Prior to this exciting development, Australian Wildlife Conservancy ecologists Dr Amanda Bourne and Dr Bryony Palmer invited the Biologic team to carry out an SRE invertebrate survey to supplement the conservancy’s extensive knowledge of fauna in the sanctuary. SRE invertebrates are invertebrate species whose known range is less than 100 km x 100 km or 10,000 km2. A number of invertebrate taxa contain SRE species, and their reduced range is influenced by several factors including reproductive rates, dispersal capabilities, and historical conditions. We were delighted to help the Australian Wildlife Conservancy better understand these crucial creatures in their sanctuary.
Amanda and Bryony graciously hosted us over the course of a day and accompanied us to 6 sites in the southern half of the sanctuary. Our ecologists collected a diverse range of invertebrates in SRE groups, including large polydesmid millipedes in the SRE group Antichiropus.
We also encountered a number of selenopid (flat rock spiders). These SRE spiders inhabit rocky outcrops and have impressive camouflage skills and some of the fastest getaway speeds of any invertebrate. Paruna has a number of granite outcrops that provide excellent habitat to these rock-dwelling spiders.
Karaops sp. (Selenopidae)
Overall, we collected 12 selenopid spiders, 27 pseudoscorpions, five scorpions, 33 centipedes, 9 millipedes, 7 earthworms, 4 snails, 2 flatworms, 7 symphylan or soil centipedes, 2 Opiliones (harvestmen), and 68 terrestrial isopods. We intend to provide the Australian Wildlife Conservancy with a list of species and additional information about each group once we identify these specimens. Our hope is that this will be added to the conservancy’s fauna species list, providing robust evidence of the value of protecting and managing these small sanctuaries.

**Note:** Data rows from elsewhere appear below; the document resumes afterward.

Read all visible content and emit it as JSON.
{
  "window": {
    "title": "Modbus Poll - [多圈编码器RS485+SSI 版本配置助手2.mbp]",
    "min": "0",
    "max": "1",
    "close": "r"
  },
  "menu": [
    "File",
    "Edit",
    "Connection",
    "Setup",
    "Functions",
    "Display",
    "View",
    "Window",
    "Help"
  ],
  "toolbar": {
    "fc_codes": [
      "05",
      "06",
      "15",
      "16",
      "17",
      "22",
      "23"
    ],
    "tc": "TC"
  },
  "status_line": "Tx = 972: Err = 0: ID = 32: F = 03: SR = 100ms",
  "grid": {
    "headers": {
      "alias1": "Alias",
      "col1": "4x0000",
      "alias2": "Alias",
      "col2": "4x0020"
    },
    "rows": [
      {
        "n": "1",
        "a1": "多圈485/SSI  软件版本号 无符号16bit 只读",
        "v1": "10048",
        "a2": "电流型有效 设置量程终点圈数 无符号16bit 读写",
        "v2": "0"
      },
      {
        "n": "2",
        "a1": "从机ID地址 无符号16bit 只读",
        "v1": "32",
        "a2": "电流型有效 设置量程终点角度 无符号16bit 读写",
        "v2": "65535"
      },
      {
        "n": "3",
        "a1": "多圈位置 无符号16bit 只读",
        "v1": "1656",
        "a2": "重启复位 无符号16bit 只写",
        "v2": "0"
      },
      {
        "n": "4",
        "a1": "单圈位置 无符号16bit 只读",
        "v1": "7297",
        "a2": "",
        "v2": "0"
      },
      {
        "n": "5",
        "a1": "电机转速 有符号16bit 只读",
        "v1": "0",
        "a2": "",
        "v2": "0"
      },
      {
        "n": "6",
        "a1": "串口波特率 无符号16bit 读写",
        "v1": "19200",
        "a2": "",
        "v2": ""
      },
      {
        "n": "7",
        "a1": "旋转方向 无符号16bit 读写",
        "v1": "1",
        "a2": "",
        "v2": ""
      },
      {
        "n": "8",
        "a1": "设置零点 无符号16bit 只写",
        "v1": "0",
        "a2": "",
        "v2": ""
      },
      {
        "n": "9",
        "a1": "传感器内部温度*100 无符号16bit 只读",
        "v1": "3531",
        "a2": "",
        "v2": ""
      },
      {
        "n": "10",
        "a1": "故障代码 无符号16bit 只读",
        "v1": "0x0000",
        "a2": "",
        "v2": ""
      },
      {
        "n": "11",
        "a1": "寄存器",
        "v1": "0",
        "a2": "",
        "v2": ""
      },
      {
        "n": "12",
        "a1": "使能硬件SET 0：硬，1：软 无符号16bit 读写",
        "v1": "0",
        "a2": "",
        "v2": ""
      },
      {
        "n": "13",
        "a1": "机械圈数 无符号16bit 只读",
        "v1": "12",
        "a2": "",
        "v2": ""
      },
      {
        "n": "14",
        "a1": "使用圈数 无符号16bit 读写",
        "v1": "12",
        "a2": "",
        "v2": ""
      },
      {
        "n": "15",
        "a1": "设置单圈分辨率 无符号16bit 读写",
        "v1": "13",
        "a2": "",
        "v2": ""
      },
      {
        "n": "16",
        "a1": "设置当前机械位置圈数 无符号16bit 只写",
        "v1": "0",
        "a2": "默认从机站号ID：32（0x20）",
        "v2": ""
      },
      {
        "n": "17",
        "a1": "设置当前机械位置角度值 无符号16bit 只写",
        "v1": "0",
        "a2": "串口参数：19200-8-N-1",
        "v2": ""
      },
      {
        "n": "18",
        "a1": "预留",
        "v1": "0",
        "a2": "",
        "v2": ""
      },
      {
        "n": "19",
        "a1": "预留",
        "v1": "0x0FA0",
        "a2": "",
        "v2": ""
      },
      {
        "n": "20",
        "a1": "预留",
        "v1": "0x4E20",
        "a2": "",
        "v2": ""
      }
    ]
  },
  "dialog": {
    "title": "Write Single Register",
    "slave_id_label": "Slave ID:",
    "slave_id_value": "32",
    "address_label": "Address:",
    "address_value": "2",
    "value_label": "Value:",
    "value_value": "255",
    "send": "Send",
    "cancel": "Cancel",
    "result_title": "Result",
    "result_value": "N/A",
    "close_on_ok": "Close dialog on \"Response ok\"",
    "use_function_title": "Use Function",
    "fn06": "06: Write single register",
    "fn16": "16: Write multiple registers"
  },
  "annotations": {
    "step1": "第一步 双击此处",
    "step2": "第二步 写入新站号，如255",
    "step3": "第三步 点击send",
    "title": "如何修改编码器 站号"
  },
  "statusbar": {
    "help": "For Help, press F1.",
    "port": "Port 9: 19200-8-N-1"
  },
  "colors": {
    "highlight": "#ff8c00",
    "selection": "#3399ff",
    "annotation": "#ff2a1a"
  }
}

The Paruna sanctuary is on the border of Biologic’s Gidgegannup Biodiverse Carbon Project, and we intend to conduct a similar survey at this site soon. While we hope to find some diversity of SRE invertebrates there, it is unlikely that it will be as rich as Paruna, as the land is a degraded farmland. However, once restoration is underway, Paruna will provide a great source population for these short-ranging species. And if appropriate habitat is fostered in the Gidgegannup Restoration Project, it will one day also be home to some of these unique animals.